Because aloe vera has many health benefits and medicinal uses, it is cultivated for commercial use in many regions across the globe.
Commercial Growing of Aloe Vera: Plantations
According to Davies (2000), aloe vera is cultivated around the world, especially on plantations in
- the Caribbean
- Rio Grande Valley (southern Texas)
Why is the Rio Grande Valley an Aloe Hotspot?

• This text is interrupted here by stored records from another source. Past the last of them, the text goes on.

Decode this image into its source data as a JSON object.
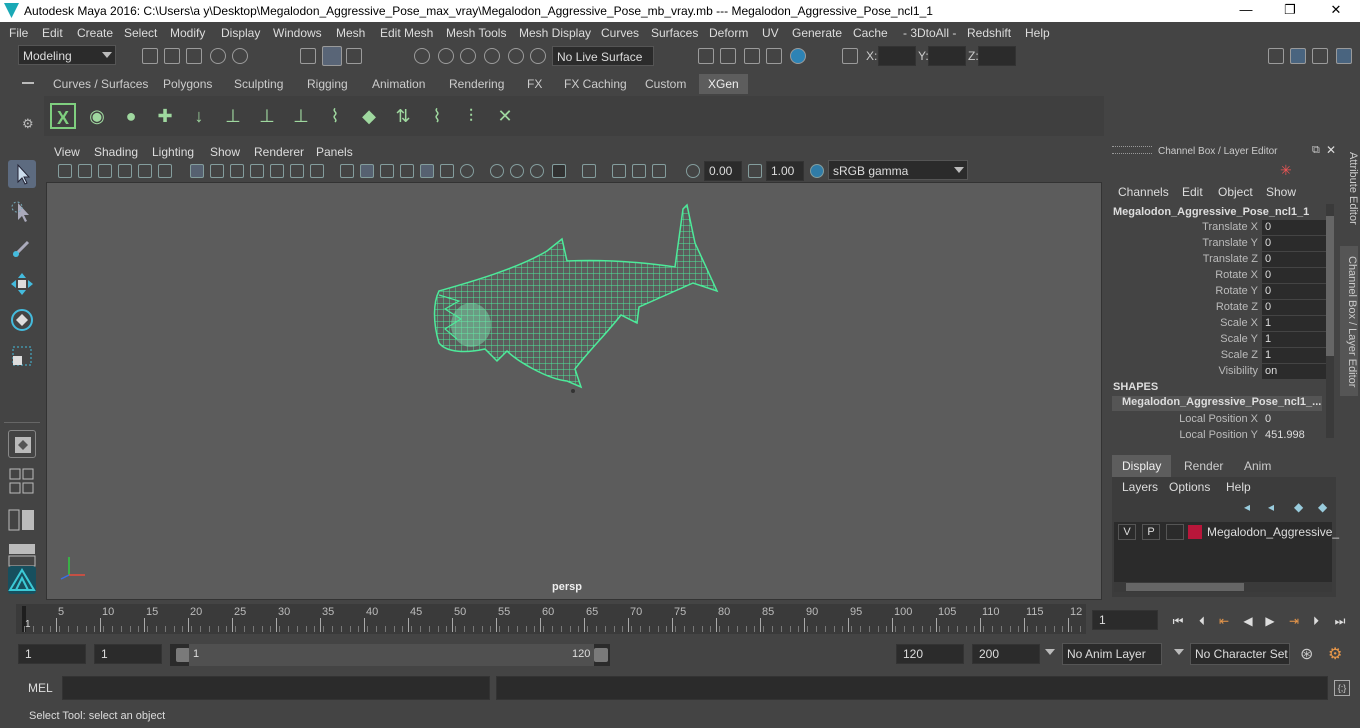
{
  "window": {
    "title": "Autodesk Maya 2016: C:\\Users\\a y\\Desktop\\Megalodon_Aggressive_Pose_max_vray\\Megalodon_Aggressive_Pose_mb_vray.mb  ---  Megalodon_Aggressive_Pose_ncl1_1",
    "minimize": "—",
    "maximize": "❐",
    "close": "✕"
  },
  "menubar": [
    "File",
    "Edit",
    "Create",
    "Select",
    "Modify",
    "Display",
    "Windows",
    "Mesh",
    "Edit Mesh",
    "Mesh Tools",
    "Mesh Display",
    "Curves",
    "Surfaces",
    "Deform",
    "UV",
    "Generate",
    "Cache",
    "- 3DtoAll -",
    "Redshift",
    "Help"
  ],
  "statusline": {
    "mode": "Modeling",
    "live_surface": "No Live Surface",
    "x_label": "X:",
    "y_label": "Y:",
    "z_label": "Z:"
  },
  "shelf_tabs": [
    "Curves / Surfaces",
    "Polygons",
    "Sculpting",
    "Rigging",
    "Animation",
    "Rendering",
    "FX",
    "FX Caching",
    "Custom",
    "XGen"
  ],
  "shelf_active": "XGen",
  "viewport": {
    "menus": [
      "View",
      "Shading",
      "Lighting",
      "Show",
      "Renderer",
      "Panels"
    ],
    "exposure": "0.00",
    "gamma": "1.00",
    "colorspace": "sRGB gamma",
    "camera_label": "persp",
    "wire_color": "#4dea9a"
  },
  "channel_box": {
    "header": "Channel Box / Layer Editor",
    "menus": [
      "Channels",
      "Edit",
      "Object",
      "Show"
    ],
    "object_name": "Megalodon_Aggressive_Pose_ncl1_1",
    "attributes": [
      {
        "label": "Translate X",
        "value": "0"
      },
      {
        "label": "Translate Y",
        "value": "0"
      },
      {
        "label": "Translate Z",
        "value": "0"
      },
      {
        "label": "Rotate X",
        "value": "0"
      },
      {
        "label": "Rotate Y",
        "value": "0"
      },
      {
        "label": "Rotate Z",
        "value": "0"
      },
      {
        "label": "Scale X",
        "value": "1"
      },
      {
        "label": "Scale Y",
        "value": "1"
      },
      {
        "label": "Scale Z",
        "value": "1"
      },
      {
        "label": "Visibility",
        "value": "on"
      }
    ],
    "shapes_header": "SHAPES",
    "shape_name": "Megalodon_Aggressive_Pose_ncl1_...",
    "shape_attributes": [
      {
        "label": "Local Position X",
        "value": "0"
      },
      {
        "label": "Local Position Y",
        "value": "451.998"
      }
    ]
  },
  "side_tabs": {
    "attribute_editor": "Attribute Editor",
    "channel_box": "Channel Box / Layer Editor"
  },
  "layer_editor": {
    "tabs": [
      "Display",
      "Render",
      "Anim"
    ],
    "active_tab": "Display",
    "menus": [
      "Layers",
      "Options",
      "Help"
    ],
    "layer": {
      "v": "V",
      "p": "P",
      "name": "Megalodon_Aggressive_",
      "color": "#b8163a"
    }
  },
  "timeline": {
    "ticks": [
      "5",
      "10",
      "15",
      "20",
      "25",
      "30",
      "35",
      "40",
      "45",
      "50",
      "55",
      "60",
      "65",
      "70",
      "75",
      "80",
      "85",
      "90",
      "95",
      "100",
      "105",
      "110",
      "115",
      "12"
    ],
    "start_marker": "1",
    "current_frame": "1"
  },
  "range": {
    "start": "1",
    "inner_start": "1",
    "slider_start": "1",
    "slider_end": "120",
    "end": "120",
    "outer_end": "200",
    "anim_layer": "No Anim Layer",
    "char_set": "No Character Set"
  },
  "mel": {
    "label": "MEL"
  },
  "help_line": "Select Tool: select an object"
}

The Rio Grande Valley, which stretches around 43,000 square miles, is the area of fertile land that surrounds the Rio Grande river. Although located in southern Texas, the Valley has environmental conditions that mimic the African climate, making it a suitable place for aloe vera to not only grow but thrive (Vigness & Odintz, 2010). Aloe vera, a succulent native to northern Africa, is accustomed to the soil, water patterns, and temperature of the African continent (Davies, 2000). With soil and weather similar to that of Africa, the Rio Grande Valley is an optimal growing place for the cactus-like plant. In fact, the Valley has become the “largest area of Aloe Vera cultivation” (Davies, 2000, pg.9). Here is a more in-depth look at the two main ways the Valley is like Africa:
1. The Soil: Many aloe vera growing guides suggest that you add sand, granite grit, or perlite to regular potting soil when planting an aloe vera, as the plant is used to growing in the rocky, open areas of African mountains. Using course, gritty materials to create a soil will help promote the proper drainage of the picky plant (Backyard Gardner, 2006; Davies, 2000). Therefore, the mixture of
that makes up the soil of the Rio Grande Valley aligns with the aloe vera’s needs (Davies, 2000). Because the Valley is built upon a delta, the river deposits these large amounts of rich sandy soil along its banks, making it ideal agricultural land for many plants including the aloe vera (Vigness & Odintz, 2010).
2. The Weather: The weather of the Rio Grande Valley can be described as warm and humid (Davies, 2000). Equipped with leaves that retain moisture and a shallow root system that can suck up water in the soil during dry spells, the aloe vera is evolutionarily prepared to take on arid, sunny climates (Davies, 2000; Lawless & Allan, 2000). Growing aloe vera in the Valley therefore caters to the plant’s anatomy, allowing it to be cultivated there year-round (Davies, 2000).
Different Plantation, Different Aloe Vera
Depending on where aloe vera was grown, it quality will vary. Buying nonpasteurized and organic aloe vera products that have an International Aloe Science Council (IASC) Seal of Approval is often advised to ensure the purchase of quality aloe vera (Davies, 2000).
Backyard Gardener. (2006, March 1). Growing aloe vera. Yavapai County: Arizona Cooperation
Extension. Retrieved from http://ag.arizona.edu/yavapai/anr/hort/byg/archive/aloevera.html
Davies, J. R. (2000). Aloe vera. Shaftesbury, Dorset: Element Books Limited.
Lawless, J., & Allan, J.(2000). Aloe vera: Natural wonder cure. Great Britain: Woolnough Bookbinding Ltd.
Vigness, D. M., & Odintz, M. (2010, June 15). Rio Grande Valley. Retrieved from